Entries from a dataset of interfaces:
________________________

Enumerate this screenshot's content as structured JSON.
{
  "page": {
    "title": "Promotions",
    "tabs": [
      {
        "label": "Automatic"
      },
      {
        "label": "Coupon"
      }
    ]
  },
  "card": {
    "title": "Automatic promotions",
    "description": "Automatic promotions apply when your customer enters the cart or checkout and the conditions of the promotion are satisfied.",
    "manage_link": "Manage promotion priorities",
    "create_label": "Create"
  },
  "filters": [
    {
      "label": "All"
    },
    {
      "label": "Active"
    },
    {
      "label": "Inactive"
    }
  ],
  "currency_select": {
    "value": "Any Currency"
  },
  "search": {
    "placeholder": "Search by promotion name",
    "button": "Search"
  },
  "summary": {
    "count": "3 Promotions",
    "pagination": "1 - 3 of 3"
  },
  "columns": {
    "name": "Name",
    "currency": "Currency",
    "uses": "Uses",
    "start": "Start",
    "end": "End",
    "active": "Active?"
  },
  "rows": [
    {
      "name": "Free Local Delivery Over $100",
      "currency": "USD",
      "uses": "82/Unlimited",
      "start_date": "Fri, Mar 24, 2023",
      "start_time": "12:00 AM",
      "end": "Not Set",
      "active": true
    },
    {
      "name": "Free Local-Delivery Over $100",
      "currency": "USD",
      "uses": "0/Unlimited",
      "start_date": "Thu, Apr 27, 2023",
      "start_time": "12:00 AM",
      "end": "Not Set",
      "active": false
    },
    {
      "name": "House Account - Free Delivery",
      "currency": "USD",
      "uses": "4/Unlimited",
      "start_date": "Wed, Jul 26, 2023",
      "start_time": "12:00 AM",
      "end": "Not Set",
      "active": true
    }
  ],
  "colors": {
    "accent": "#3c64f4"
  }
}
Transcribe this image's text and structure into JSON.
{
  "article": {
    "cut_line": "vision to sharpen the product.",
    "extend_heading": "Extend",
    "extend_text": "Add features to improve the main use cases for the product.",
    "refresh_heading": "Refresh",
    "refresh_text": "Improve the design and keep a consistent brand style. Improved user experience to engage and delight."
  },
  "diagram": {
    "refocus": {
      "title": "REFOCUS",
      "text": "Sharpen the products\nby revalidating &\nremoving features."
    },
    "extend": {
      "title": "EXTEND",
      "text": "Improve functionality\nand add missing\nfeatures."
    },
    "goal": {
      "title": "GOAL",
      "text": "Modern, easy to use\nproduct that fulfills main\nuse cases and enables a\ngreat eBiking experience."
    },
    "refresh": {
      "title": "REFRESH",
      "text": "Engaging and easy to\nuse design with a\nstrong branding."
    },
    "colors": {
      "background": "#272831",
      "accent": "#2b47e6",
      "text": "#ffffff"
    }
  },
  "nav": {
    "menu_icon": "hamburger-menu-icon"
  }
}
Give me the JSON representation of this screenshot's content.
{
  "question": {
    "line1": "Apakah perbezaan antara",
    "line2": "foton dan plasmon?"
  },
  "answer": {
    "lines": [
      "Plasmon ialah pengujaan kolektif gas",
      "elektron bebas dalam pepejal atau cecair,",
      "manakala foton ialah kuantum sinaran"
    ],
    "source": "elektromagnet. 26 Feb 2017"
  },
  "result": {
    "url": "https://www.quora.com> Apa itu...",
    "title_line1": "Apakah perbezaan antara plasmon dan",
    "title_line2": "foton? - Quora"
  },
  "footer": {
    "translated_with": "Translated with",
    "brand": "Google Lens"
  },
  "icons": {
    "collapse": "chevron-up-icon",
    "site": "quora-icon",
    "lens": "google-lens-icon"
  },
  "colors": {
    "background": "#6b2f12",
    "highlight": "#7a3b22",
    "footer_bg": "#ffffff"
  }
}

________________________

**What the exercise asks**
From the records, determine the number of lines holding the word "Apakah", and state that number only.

**Answer space**
2